We believe and confess that Jesus of Nazareth, born a Jew of a daughter of Israel at Bethlehem at the time of King Herod the Great and the emperor Caesar Augustus, a carpenter by trade, who died crucified in Jerusalem under the procurator Pontius Pilate during the reign of the emperor Tiberius, is the eternal Son of God made man. He “came from God,” “descended from heaven,” and “came in the flesh.” For “the Word became flesh and dwelt among us, full of grace and truth; we have beheld his glory, glory as of the only Son from the Father…. And from his fullness have we all received, grace upon grace (423).
The Seed of Doubt leads to Confusion
Our human condition has a difficult time embracing what is actually good for us. We tend to dive toward an alternative mindset that is always looking for the next best thing. And if we can’t find the next best thing we immediately begin to distort the actually reality of things as Blessed Newman alludes to. The seed of distortion receives its nourishment from the fear of suffering. What I mean here is the fear of not wanting to sacrifice for the sake of anyone person or thing. Since the loss of the preternatural gifts due to the fall of our first parents, the notion of having to suffer for something doesn’t immediately appeal to the human appetite. On the contrary we find ways to distort this reality instead of embracing suffering as an actual gift of grace. St. Peter reminds to;
. . . not be surprised at the fiery ordeal which comes upon you to reprove you, as though something strange were happening to you. But rejoice in so far as you share Christ’s sufferings, that you may also rejoice and be glad when his glory is revealed.

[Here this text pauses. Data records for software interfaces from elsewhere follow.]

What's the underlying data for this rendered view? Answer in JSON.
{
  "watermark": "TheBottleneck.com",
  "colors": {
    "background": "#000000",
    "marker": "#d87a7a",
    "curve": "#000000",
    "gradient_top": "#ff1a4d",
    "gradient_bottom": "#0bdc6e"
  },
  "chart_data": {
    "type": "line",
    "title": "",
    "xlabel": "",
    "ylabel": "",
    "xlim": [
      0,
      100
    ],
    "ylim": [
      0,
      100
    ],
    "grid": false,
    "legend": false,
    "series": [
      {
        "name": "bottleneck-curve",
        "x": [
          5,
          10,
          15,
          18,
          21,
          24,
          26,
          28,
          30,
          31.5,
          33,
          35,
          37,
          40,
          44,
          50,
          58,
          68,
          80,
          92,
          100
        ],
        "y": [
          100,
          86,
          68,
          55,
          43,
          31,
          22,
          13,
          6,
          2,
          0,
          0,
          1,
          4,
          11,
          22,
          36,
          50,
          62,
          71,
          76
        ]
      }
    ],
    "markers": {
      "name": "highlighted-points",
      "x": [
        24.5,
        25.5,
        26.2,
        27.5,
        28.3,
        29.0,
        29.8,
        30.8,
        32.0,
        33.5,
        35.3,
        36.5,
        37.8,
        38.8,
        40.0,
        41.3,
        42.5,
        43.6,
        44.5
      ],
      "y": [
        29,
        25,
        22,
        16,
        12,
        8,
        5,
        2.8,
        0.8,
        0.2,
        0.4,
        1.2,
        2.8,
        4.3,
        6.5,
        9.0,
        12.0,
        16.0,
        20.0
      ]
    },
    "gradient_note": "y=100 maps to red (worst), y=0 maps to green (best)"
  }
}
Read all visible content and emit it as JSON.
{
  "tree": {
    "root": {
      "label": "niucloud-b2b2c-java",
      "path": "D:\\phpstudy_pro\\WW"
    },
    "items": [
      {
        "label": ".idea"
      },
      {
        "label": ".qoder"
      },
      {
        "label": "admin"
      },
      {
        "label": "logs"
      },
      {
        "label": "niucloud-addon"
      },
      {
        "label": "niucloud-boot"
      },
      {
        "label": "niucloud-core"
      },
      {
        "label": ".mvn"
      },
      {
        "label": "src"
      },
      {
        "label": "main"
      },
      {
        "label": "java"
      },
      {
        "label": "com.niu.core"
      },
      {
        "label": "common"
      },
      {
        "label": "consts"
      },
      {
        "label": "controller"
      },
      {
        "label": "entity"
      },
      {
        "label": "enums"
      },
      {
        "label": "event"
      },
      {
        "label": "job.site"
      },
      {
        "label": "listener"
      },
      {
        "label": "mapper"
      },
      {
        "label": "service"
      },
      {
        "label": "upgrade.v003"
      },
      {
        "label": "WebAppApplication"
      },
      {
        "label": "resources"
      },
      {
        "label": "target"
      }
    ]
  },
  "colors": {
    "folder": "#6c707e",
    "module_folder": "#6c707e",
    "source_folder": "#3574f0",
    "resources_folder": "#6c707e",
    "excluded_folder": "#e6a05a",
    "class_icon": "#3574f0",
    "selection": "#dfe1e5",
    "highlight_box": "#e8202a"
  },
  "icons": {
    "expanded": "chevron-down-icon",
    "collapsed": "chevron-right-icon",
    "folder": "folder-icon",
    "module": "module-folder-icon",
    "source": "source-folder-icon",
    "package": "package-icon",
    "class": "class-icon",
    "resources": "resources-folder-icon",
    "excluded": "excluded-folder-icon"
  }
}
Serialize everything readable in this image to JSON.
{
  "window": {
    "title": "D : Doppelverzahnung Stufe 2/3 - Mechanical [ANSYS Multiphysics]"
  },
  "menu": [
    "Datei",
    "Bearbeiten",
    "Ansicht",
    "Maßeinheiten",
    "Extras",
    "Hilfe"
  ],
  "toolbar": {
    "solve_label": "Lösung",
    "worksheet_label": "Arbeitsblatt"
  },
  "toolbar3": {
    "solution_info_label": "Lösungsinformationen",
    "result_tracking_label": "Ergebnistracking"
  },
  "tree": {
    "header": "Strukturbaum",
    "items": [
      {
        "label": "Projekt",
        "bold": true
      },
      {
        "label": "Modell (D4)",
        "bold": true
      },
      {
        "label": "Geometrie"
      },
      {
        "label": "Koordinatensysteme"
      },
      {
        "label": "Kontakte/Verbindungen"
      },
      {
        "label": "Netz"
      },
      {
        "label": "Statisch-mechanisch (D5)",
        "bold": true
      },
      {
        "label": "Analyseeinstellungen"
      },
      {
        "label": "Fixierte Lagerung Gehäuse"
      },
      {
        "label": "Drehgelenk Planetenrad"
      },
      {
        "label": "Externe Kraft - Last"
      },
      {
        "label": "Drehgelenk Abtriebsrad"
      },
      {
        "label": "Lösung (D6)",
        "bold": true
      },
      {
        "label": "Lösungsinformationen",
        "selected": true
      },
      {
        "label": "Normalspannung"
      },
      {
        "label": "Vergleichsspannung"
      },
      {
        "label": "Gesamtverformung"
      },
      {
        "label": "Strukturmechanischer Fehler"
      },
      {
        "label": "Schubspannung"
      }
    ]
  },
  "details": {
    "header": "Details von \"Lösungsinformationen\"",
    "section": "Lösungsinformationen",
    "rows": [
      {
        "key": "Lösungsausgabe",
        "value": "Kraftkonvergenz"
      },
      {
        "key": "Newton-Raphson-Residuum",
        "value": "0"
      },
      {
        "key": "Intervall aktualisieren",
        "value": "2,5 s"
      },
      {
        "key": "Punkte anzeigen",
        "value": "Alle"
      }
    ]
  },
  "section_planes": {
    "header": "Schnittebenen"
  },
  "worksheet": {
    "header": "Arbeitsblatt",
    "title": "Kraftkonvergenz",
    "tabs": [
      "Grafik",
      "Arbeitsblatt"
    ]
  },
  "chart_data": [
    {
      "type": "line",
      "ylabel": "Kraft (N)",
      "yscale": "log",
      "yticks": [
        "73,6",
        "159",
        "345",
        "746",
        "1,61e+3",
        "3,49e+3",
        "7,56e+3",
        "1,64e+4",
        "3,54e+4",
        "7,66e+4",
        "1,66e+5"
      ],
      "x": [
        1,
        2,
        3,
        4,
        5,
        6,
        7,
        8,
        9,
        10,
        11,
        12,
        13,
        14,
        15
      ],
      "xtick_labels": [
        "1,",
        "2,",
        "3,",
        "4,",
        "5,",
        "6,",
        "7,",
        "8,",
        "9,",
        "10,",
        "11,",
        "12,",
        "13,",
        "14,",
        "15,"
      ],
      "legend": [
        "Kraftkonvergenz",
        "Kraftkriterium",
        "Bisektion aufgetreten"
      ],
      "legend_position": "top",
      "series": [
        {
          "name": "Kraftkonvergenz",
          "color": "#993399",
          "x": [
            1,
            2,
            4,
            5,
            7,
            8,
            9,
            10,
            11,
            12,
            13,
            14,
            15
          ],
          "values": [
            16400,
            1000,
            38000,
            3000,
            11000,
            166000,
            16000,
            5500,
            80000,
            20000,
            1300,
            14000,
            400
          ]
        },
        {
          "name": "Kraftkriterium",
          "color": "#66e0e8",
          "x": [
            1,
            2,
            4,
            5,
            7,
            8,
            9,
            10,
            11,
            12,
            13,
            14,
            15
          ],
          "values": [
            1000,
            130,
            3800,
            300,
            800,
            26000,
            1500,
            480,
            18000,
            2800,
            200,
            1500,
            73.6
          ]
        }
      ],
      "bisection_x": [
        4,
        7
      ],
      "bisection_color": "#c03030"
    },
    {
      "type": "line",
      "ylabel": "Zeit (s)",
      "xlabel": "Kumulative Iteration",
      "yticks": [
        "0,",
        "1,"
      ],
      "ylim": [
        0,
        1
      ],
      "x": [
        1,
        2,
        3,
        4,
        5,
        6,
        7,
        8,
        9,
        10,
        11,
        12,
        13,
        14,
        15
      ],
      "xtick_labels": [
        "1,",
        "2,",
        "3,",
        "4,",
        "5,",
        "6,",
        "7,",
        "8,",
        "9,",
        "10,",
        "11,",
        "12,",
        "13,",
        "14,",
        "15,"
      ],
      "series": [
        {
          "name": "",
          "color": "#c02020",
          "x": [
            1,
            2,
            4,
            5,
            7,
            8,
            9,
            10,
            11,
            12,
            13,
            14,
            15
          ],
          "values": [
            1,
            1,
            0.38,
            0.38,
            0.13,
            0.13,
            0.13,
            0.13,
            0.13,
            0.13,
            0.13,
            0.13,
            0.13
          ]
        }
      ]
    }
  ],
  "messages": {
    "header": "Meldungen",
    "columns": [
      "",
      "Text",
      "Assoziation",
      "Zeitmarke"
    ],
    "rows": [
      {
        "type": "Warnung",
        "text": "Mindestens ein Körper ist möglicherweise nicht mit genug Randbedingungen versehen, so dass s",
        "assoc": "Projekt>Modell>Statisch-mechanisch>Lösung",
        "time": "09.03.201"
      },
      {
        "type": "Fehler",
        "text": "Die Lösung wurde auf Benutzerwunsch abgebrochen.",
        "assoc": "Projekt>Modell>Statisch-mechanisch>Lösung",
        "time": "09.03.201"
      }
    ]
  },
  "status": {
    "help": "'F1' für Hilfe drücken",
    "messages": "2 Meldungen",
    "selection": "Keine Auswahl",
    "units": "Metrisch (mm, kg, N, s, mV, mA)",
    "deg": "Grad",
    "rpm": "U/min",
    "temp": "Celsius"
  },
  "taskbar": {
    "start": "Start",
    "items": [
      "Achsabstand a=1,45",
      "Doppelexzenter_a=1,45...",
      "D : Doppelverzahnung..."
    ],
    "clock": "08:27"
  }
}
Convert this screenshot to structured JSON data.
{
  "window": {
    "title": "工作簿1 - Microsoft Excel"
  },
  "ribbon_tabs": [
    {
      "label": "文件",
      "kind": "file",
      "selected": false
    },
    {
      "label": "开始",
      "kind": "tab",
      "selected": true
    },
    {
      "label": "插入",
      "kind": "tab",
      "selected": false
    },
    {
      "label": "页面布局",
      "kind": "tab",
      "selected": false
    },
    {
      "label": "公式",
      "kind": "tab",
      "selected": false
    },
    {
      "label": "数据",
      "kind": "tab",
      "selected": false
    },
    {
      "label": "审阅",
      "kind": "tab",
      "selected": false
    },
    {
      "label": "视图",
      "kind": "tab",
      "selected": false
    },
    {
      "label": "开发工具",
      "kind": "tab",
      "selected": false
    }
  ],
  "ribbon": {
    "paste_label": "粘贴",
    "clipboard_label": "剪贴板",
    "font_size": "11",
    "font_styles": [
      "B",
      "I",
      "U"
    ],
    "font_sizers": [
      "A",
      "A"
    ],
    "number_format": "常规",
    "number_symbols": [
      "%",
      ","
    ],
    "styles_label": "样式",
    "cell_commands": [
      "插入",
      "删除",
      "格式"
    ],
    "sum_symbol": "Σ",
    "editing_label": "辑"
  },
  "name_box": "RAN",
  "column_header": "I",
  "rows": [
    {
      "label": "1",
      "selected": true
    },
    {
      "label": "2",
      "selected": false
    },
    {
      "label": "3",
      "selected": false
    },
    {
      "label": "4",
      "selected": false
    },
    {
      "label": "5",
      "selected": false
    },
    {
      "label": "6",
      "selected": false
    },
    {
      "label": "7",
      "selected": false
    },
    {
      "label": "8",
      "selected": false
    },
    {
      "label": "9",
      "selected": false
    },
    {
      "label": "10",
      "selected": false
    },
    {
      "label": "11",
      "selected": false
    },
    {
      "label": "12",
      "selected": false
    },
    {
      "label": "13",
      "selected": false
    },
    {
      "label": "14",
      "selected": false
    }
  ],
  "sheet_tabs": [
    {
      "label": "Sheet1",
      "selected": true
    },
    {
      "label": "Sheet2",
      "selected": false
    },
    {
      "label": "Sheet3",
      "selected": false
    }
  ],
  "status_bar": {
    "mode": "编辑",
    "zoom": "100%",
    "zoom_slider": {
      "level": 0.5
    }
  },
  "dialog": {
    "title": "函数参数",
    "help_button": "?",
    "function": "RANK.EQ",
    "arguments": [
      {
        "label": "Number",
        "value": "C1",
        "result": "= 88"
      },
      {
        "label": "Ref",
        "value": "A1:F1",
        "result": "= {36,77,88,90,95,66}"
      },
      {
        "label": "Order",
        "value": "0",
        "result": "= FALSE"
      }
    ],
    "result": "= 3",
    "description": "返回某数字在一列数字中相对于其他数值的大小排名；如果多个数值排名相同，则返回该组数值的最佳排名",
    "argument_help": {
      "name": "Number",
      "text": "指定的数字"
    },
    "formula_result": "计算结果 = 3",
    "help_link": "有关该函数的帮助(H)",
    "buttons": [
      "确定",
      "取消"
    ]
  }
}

If you are reproached for the name of Christ, you are blessed, because the spirit of glory and of God rests upon you (1 Pt 4:12-16).
The Gift of Corpus Christi
When one begins to take account the significance of Corpus Christ and how this feast reminds us of what Christ did at the Last Supper the state of perpetual confusion many of us tend to live by begins to actually subside. St. Mark reminds us;
And as they were eating, he took bread and blessed, and broke it, and gave it to them and said, take; this is my body. And he took a chalice, and when he had given thanks he gave it to them and they all drank of it. And he said to them, this is my blood of the covenant, which is poured out for many. Truly I say to you O shall not drink again of the fruit of the vine until that day when I drink it new in the kingdom of God (14:22-25).
The gift of the Holy Eucharist simply put is the primordial gift left by Christ to keep us on the path of redemption to Heaven. The significance of the Holy Eucharist is the fact that He took on human nature to save us from the state of moral and spiritual confusion causing us to replace Christ’s narrative with a false one. The institution of the Holy Eucharist serves as a reminder of the perpetual sacrifice offered at Mass (CCC 1323).
St. John reminds us that Christ is the living bread that came down from heaven (6:51) for the sole purpose of experiencing the joy of Christ’s love for us. The Feast of Corpus Christ makes sense because the purpose of the Eucharist is to:
Reconcile us with God; to know God’s love; to be our model of holiness; to make us partakers of the divine nature (CCC 457-460).
These reasons sanctify our own human condition to Christ Himself and in so doing clarifies our relationship with Him avoiding the temptation of trying to find an alternative that no matter how hard you try just doesn’t seem to work.
Humble yourselves therefore under the mighty hand of God, that is due time he may exalt you (1 Pt 5:6).